Study after study highlights personalisation is what consumers increasingly expect from the brands they engage with. For example, research from Epsilon reveals that 80 per cent of consumers are more likely to do business with a company that offers personalised
experiences. With online financial institutions that rises to 89 per cent, and for those banks with a physical high street presence it’s 77 per cent, according to their study.
Furthermore, research by Boston Consulting Group highlights that over the next five years $800 billion in revenue will shift to the top 15 per cent of companies who get personalisation right in financial services, retail and healthcare.
In fact, personalisation is particularly important in the financial services sector, because in the highly commoditised world of banking products it’s the customer experience, driven by personalisation, that really sets financial institutions apart.
Unfortunately, many banks are still stuck in the mindset of delivering generic one size fits all communications on a new product or service. It’s this approach that modern consumers are less attracted to with their individual needs and requirements, and
is the reason why a transformation in the thinking process is required if financial institutions are to grow and prosper.
Learn from tech giants
It’s the tech companies such as Amazon, Google and Apple, who are setting the standard in the delivery of personalised communications. They are the experts in using data effectively to deliver personalised customer communications and therefore experiences.
There’s a lot the financial services sector can learn from the personalised approach these behemoths take, who might yet attempt to take advantage of open banking and muscle in on this industry.
To embrace personalisation banks need to start cleverly using the latest machine learning, artificial intelligence (AI) and cloud technology to turn their customer data into actionable insight and deliver that holy grail of one-to-one personalised communication
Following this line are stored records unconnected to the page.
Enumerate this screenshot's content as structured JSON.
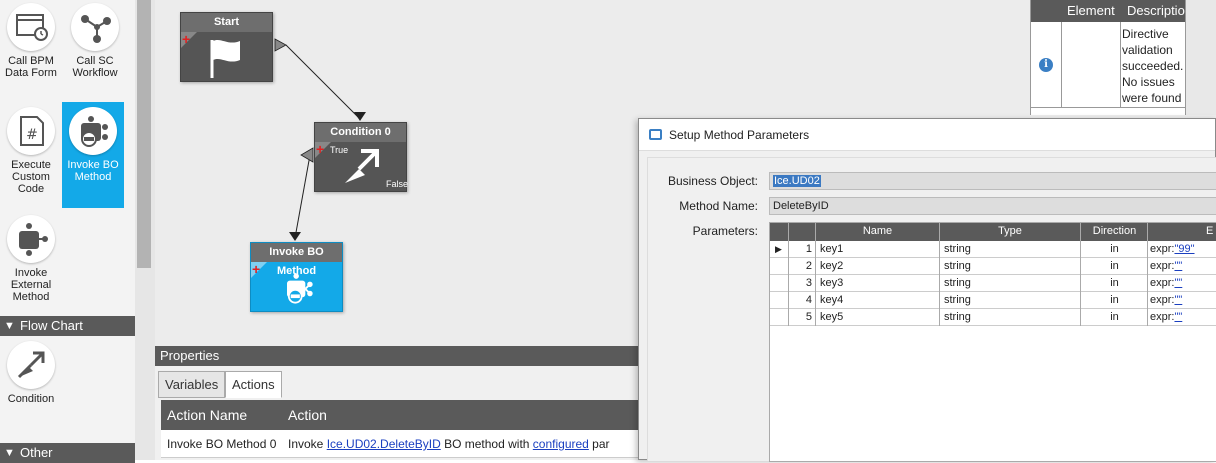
{
  "palette": {
    "tools": [
      {
        "label": "Call BPM Data Form",
        "icon": "form-window-icon"
      },
      {
        "label": "Call SC Workflow",
        "icon": "workflow-nodes-icon"
      },
      {
        "label": "Execute Custom Code",
        "icon": "hash-document-icon"
      },
      {
        "label": "Invoke BO Method",
        "icon": "bo-method-icon"
      },
      {
        "label": "Invoke External Method",
        "icon": "external-method-icon"
      },
      {
        "label": "Condition",
        "icon": "condition-arrows-icon"
      }
    ],
    "selected_tool": "Invoke BO Method",
    "sections": {
      "flow_chart": "Flow Chart",
      "other": "Other"
    }
  },
  "canvas": {
    "nodes": {
      "start": {
        "title": "Start"
      },
      "condition": {
        "title": "Condition 0",
        "true_label": "True",
        "false_label": "False"
      },
      "invoke": {
        "title": "Invoke BO Method"
      }
    }
  },
  "results": {
    "col_element": "Element",
    "col_description": "Descriptio",
    "message": "Directive validation succeeded. No issues were found"
  },
  "properties": {
    "title": "Properties",
    "tabs": [
      "Variables",
      "Actions"
    ],
    "active_tab": "Actions",
    "table_headers": [
      "Action Name",
      "Action"
    ],
    "row": {
      "action_name": "Invoke BO Method 0",
      "action_prefix": "Invoke ",
      "action_link": "Ice.UD02.DeleteByID",
      "action_mid": " BO method with ",
      "action_link2": "configured",
      "action_suffix": " par"
    }
  },
  "dialog": {
    "title": "Setup Method Parameters",
    "business_object_label": "Business Object:",
    "business_object_value": "Ice.UD02",
    "method_name_label": "Method Name:",
    "method_name_value": "DeleteByID",
    "parameters_label": "Parameters:",
    "grid_headers": {
      "name": "Name",
      "type": "Type",
      "direction": "Direction",
      "e": "E"
    },
    "rows": [
      {
        "num": "1",
        "name": "key1",
        "type": "string",
        "dir": "in",
        "expr_prefix": "expr:",
        "expr_value": "\"99\""
      },
      {
        "num": "2",
        "name": "key2",
        "type": "string",
        "dir": "in",
        "expr_prefix": "expr:",
        "expr_value": "\"\""
      },
      {
        "num": "3",
        "name": "key3",
        "type": "string",
        "dir": "in",
        "expr_prefix": "expr:",
        "expr_value": "\"\""
      },
      {
        "num": "4",
        "name": "key4",
        "type": "string",
        "dir": "in",
        "expr_prefix": "expr:",
        "expr_value": "\"\""
      },
      {
        "num": "5",
        "name": "key5",
        "type": "string",
        "dir": "in",
        "expr_prefix": "expr:",
        "expr_value": "\"\""
      }
    ],
    "current_row_marker": "▶"
  },
  "colors": {
    "accent": "#13a9e8",
    "header_gray": "#5a5a5a",
    "link": "#1a3fc0",
    "selection": "#3b79c2"
  }
}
with customers at the right time – often in real time.
However, prior to embarking on the personalised communications route banks need to have an up to date, clean and enriched customer database. Only then can they undertake effective analysis to make learnings from the data and deliver a single customer view
(SCV). It’s this 360-degree picture that will help form the basis of their personalised communications activity and enable banks to become the source of trusted identity their customers use for all of their digital banking activities. This is vital if they
want to grow and prosper in the increasingly competitive open banking age and successfully take on the new entrants, be they big or small.
Personalise using transactional data
It’s worth bearing in mind that those in financial services are particularly well placed to deliver standout personalised communications to customers at the appropriate time. This is because they have access to a huge amount of very valuable transactional
data on customer spend that they can analyse and use to deliver highly personalised upsell and cross sell communications. For example, if it appears a customer has booked a holiday the bank can communicate travel currency or travel insurance offers at that
individual. Also, through such communications, banks can become trusted advisors by alerting customers that they may need a credit or a savings product at the right time.
Personalise customer service
Personalisation also plays a key role in improving customer service, which means banks should put processes in place that identify customers when they get in touch. Such technology should learn, register and make the rest of the organisation’s systems aware,
so that wherever and by whatever touchpoint the customer interacts with the bank they get the same level of service and treatment because they are pre-identified.
It’s time those in financial services invest in the appropriate data cleaning, analytics tools and technology that can personalise the customer experience in real-time to drive loyalty, trust and additional revenue from their customers. By doing so they
will ensure their continued growth in an increasingly competitive open banking world.